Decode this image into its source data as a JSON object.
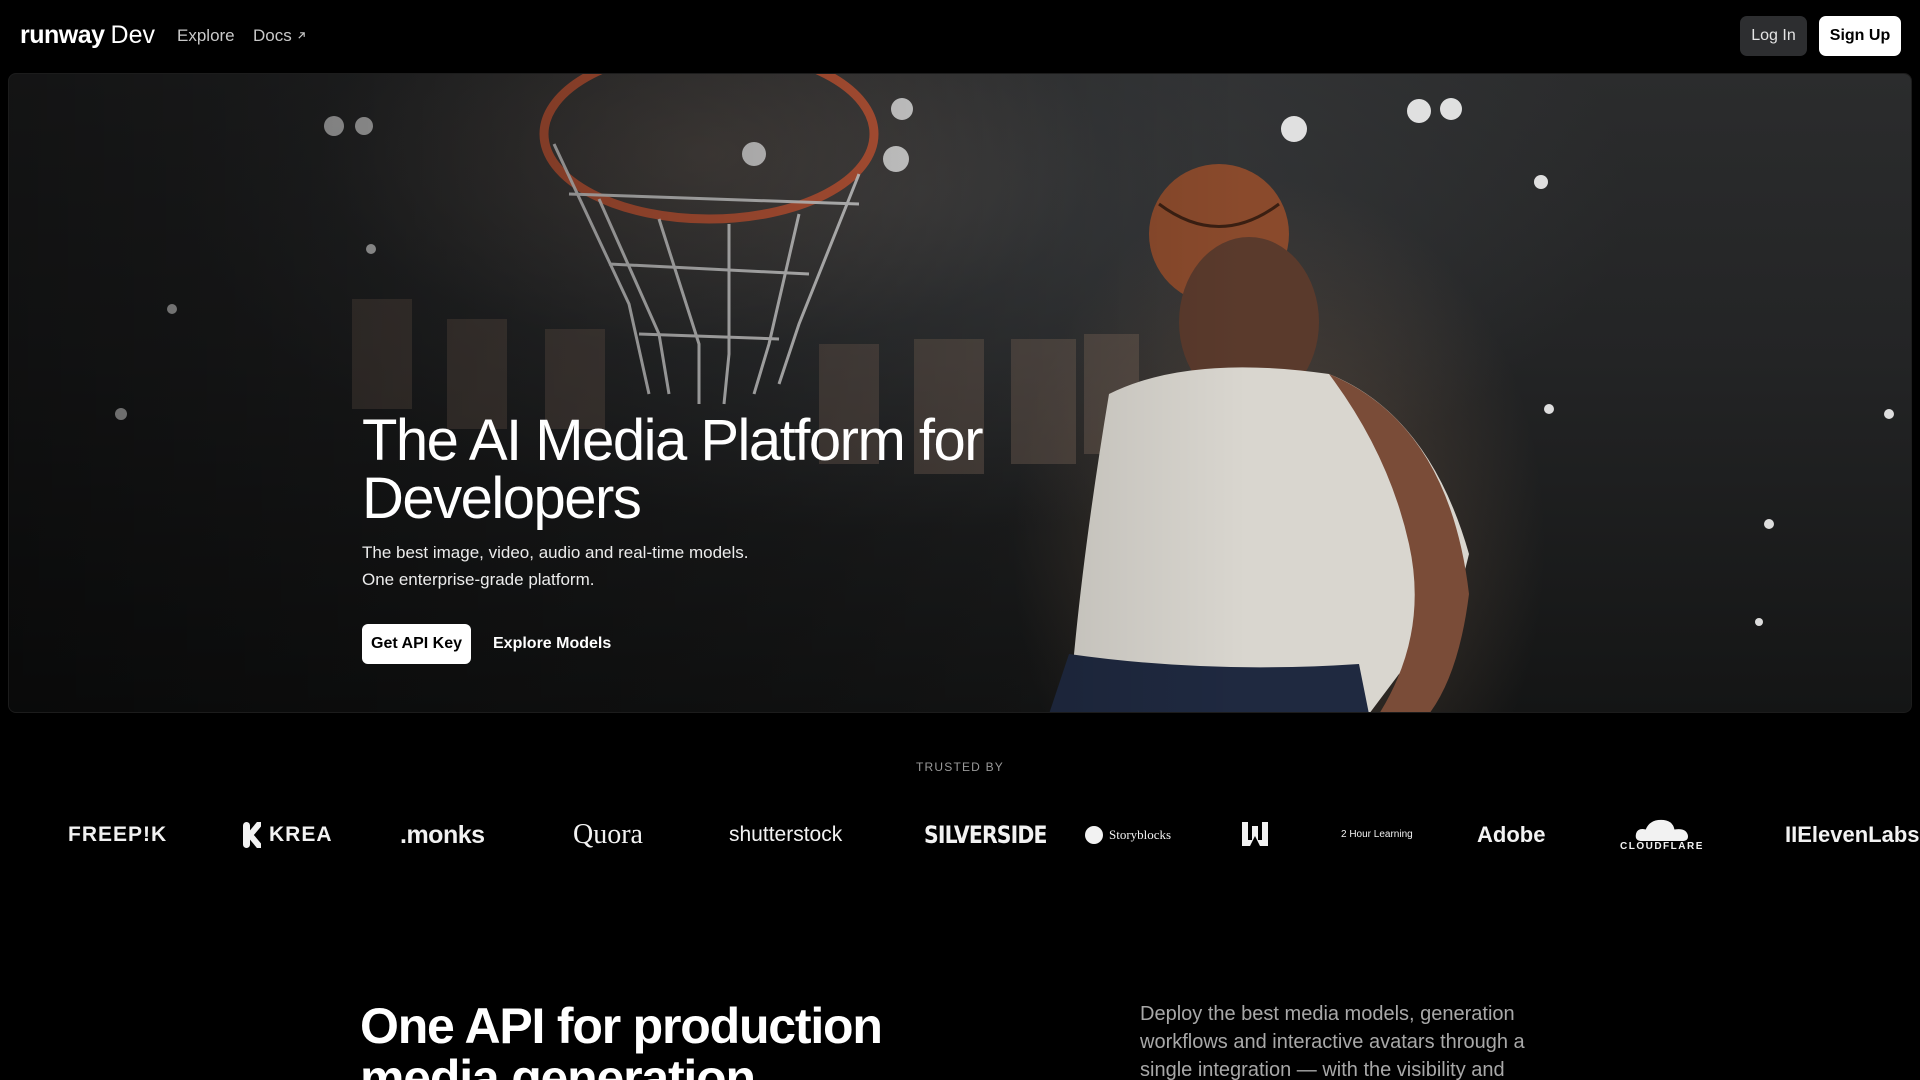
{
  "nav": {
    "logo_main": "runway",
    "logo_sub": "Dev",
    "links": [
      {
        "label": "Explore"
      },
      {
        "label": "Docs",
        "icon": "external-arrow-icon"
      }
    ],
    "login_label": "Log In",
    "signup_label": "Sign Up"
  },
  "hero": {
    "title": "The AI Media Platform for Developers",
    "subtitle_line1": "The best image, video, audio and real-time models.",
    "subtitle_line2": "One enterprise-grade platform.",
    "primary_cta": "Get API Key",
    "secondary_cta": "Explore Models",
    "background": "photo of a basketball player dunking toward a hoop in an arena"
  },
  "trusted": {
    "label": "TRUSTED BY",
    "brands": [
      "FREEP!K",
      "KREA",
      ".monks",
      "Quora",
      "shutterstock",
      "SILVERSIDE",
      "Storyblocks",
      "W",
      "2 Hour Learning",
      "Adobe",
      "CLOUDFLARE",
      "IIElevenLabs"
    ]
  },
  "section2": {
    "title": "One API for production media generation",
    "text": "Deploy the best media models, generation workflows and interactive avatars through a single integration — with the visibility and"
  },
  "colors": {
    "background": "#000000",
    "login_bg": "#2d2e30",
    "button_light": "#ffffff",
    "muted_text": "#a8a8a8"
  }
}
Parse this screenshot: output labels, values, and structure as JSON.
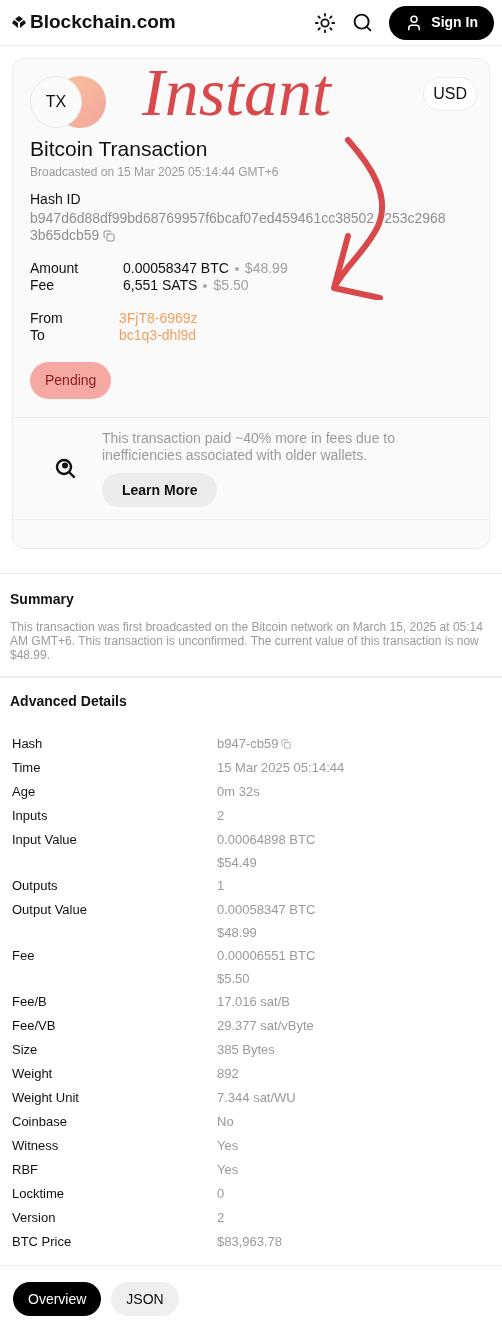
{
  "header": {
    "brand": "Blockchain.com",
    "sign_in": "Sign In"
  },
  "annotation": {
    "text": "Instant"
  },
  "card": {
    "avatar": "TX",
    "currency": "USD",
    "title": "Bitcoin Transaction",
    "broadcast": "Broadcasted on 15 Mar 2025 05:14:44 GMT+6",
    "hash_label": "Hash ID",
    "hash_parts": [
      "b947d6d88df99bd68769957f6bcaf07ed459461cc38502",
      "253c2968",
      "3b65dcb59"
    ],
    "amounts": [
      {
        "label": "Amount",
        "value": "0.00058347 BTC",
        "fiat": "$48.99"
      },
      {
        "label": "Fee",
        "value": "6,551 SATS",
        "fiat": "$5.50"
      }
    ],
    "parties": [
      {
        "label": "From",
        "address": "3FjT8-6969z"
      },
      {
        "label": "To",
        "address": "bc1q3-dhl9d"
      }
    ],
    "status": "Pending",
    "tip": {
      "text": "This transaction paid ~40% more in fees due to inefficiencies associated with older wallets.",
      "button": "Learn More"
    }
  },
  "summary": {
    "title": "Summary",
    "text": "This transaction was first broadcasted on the Bitcoin network on March 15, 2025 at 05:14 AM GMT+6. This transaction is unconfirmed. The current value of this transaction is now $48.99."
  },
  "advanced": {
    "title": "Advanced Details",
    "rows": [
      {
        "label": "Hash",
        "values": [
          "b947-cb59"
        ],
        "copy": true
      },
      {
        "label": "Time",
        "values": [
          "15 Mar 2025 05:14:44"
        ],
        "copy": false
      },
      {
        "label": "Age",
        "values": [
          "0m 32s"
        ],
        "copy": false
      },
      {
        "label": "Inputs",
        "values": [
          "2"
        ],
        "copy": false
      },
      {
        "label": "Input Value",
        "values": [
          "0.00064898 BTC",
          "$54.49"
        ],
        "copy": false
      },
      {
        "label": "Outputs",
        "values": [
          "1"
        ],
        "copy": false
      },
      {
        "label": "Output Value",
        "values": [
          "0.00058347 BTC",
          "$48.99"
        ],
        "copy": false
      },
      {
        "label": "Fee",
        "values": [
          "0.00006551 BTC",
          "$5.50"
        ],
        "copy": false
      },
      {
        "label": "Fee/B",
        "values": [
          "17.016 sat/B"
        ],
        "copy": false
      },
      {
        "label": "Fee/VB",
        "values": [
          "29.377 sat/vByte"
        ],
        "copy": false
      },
      {
        "label": "Size",
        "values": [
          "385 Bytes"
        ],
        "copy": false
      },
      {
        "label": "Weight",
        "values": [
          "892"
        ],
        "copy": false
      },
      {
        "label": "Weight Unit",
        "values": [
          "7.344 sat/WU"
        ],
        "copy": false
      },
      {
        "label": "Coinbase",
        "values": [
          "No"
        ],
        "copy": false
      },
      {
        "label": "Witness",
        "values": [
          "Yes"
        ],
        "copy": false
      },
      {
        "label": "RBF",
        "values": [
          "Yes"
        ],
        "copy": false
      },
      {
        "label": "Locktime",
        "values": [
          "0"
        ],
        "copy": false
      },
      {
        "label": "Version",
        "values": [
          "2"
        ],
        "copy": false
      },
      {
        "label": "BTC Price",
        "values": [
          "$83,963.78"
        ],
        "copy": false
      }
    ]
  },
  "tabs": [
    {
      "label": "Overview",
      "selected": true
    },
    {
      "label": "JSON",
      "selected": false
    }
  ]
}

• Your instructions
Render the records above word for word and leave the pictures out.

• Response to the task
Decode this image into its source data as a JSON object.
{
  "nav": {
    "logo_main": "runway",
    "logo_sub": "Dev",
    "links": [
      {
        "label": "Explore"
      },
      {
        "label": "Docs",
        "icon": "external-arrow-icon"
      }
    ],
    "login_label": "Log In",
    "signup_label": "Sign Up"
  },
  "hero": {
    "title": "The AI Media Platform for Developers",
    "subtitle_line1": "The best image, video, audio and real-time models.",
    "subtitle_line2": "One enterprise-grade platform.",
    "primary_cta": "Get API Key",
    "secondary_cta": "Explore Models",
    "background": "photo of a basketball player dunking toward a hoop in an arena"
  },
  "trusted": {
    "label": "TRUSTED BY",
    "brands": [
      "FREEP!K",
      "KREA",
      ".monks",
      "Quora",
      "shutterstock",
      "SILVERSIDE",
      "Storyblocks",
      "W",
      "2 Hour Learning",
      "Adobe",
      "CLOUDFLARE",
      "IIElevenLabs"
    ]
  },
  "section2": {
    "title": "One API for production media generation",
    "text": "Deploy the best media models, generation workflows and interactive avatars through a single integration — with the visibility and"
  },
  "colors": {
    "background": "#000000",
    "login_bg": "#2d2e30",
    "button_light": "#ffffff",
    "muted_text": "#a8a8a8"
  }
}
Parse this screenshot: output labels, values, and structure as JSON.
{
  "header": {
    "brand": "Blockchain.com",
    "sign_in": "Sign In"
  },
  "annotation": {
    "text": "Instant"
  },
  "card": {
    "avatar": "TX",
    "currency": "USD",
    "title": "Bitcoin Transaction",
    "broadcast": "Broadcasted on 15 Mar 2025 05:14:44 GMT+6",
    "hash_label": "Hash ID",
    "hash_parts": [
      "b947d6d88df99bd68769957f6bcaf07ed459461cc38502",
      "253c2968",
      "3b65dcb59"
    ],
    "amounts": [
      {
        "label": "Amount",
        "value": "0.00058347 BTC",
        "fiat": "$48.99"
      },
      {
        "label": "Fee",
        "value": "6,551 SATS",
        "fiat": "$5.50"
      }
    ],
    "parties": [
      {
        "label": "From",
        "address": "3FjT8-6969z"
      },
      {
        "label": "To",
        "address": "bc1q3-dhl9d"
      }
    ],
    "status": "Pending",
    "tip": {
      "text": "This transaction paid ~40% more in fees due to inefficiencies associated with older wallets.",
      "button": "Learn More"
    }
  },
  "summary": {
    "title": "Summary",
    "text": "This transaction was first broadcasted on the Bitcoin network on March 15, 2025 at 05:14 AM GMT+6. This transaction is unconfirmed. The current value of this transaction is now $48.99."
  },
  "advanced": {
    "title": "Advanced Details",
    "rows": [
      {
        "label": "Hash",
        "values": [
          "b947-cb59"
        ],
        "copy": true
      },
      {
        "label": "Time",
        "values": [
          "15 Mar 2025 05:14:44"
        ],
        "copy": false
      },
      {
        "label": "Age",
        "values": [
          "0m 32s"
        ],
        "copy": false
      },
      {
        "label": "Inputs",
        "values": [
          "2"
        ],
        "copy": false
      },
      {
        "label": "Input Value",
        "values": [
          "0.00064898 BTC",
          "$54.49"
        ],
        "copy": false
      },
      {
        "label": "Outputs",
        "values": [
          "1"
        ],
        "copy": false
      },
      {
        "label": "Output Value",
        "values": [
          "0.00058347 BTC",
          "$48.99"
        ],
        "copy": false
      },
      {
        "label": "Fee",
        "values": [
          "0.00006551 BTC",
          "$5.50"
        ],
        "copy": false
      },
      {
        "label": "Fee/B",
        "values": [
          "17.016 sat/B"
        ],
        "copy": false
      },
      {
        "label": "Fee/VB",
        "values": [
          "29.377 sat/vByte"
        ],
        "copy": false
      },
      {
        "label": "Size",
        "values": [
          "385 Bytes"
        ],
        "copy": false
      },
      {
        "label": "Weight",
        "values": [
          "892"
        ],
        "copy": false
      },
      {
        "label": "Weight Unit",
        "values": [
          "7.344 sat/WU"
        ],
        "copy": false
      },
      {
        "label": "Coinbase",
        "values": [
          "No"
        ],
        "copy": false
      },
      {
        "label": "Witness",
        "values": [
          "Yes"
        ],
        "copy": false
      },
      {
        "label": "RBF",
        "values": [
          "Yes"
        ],
        "copy": false
      },
      {
        "label": "Locktime",
        "values": [
          "0"
        ],
        "copy": false
      },
      {
        "label": "Version",
        "values": [
          "2"
        ],
        "copy": false
      },
      {
        "label": "BTC Price",
        "values": [
          "$83,963.78"
        ],
        "copy": false
      }
    ]
  },
  "tabs": [
    {
      "label": "Overview",
      "selected": true
    },
    {
      "label": "JSON",
      "selected": false
    }
  ]
}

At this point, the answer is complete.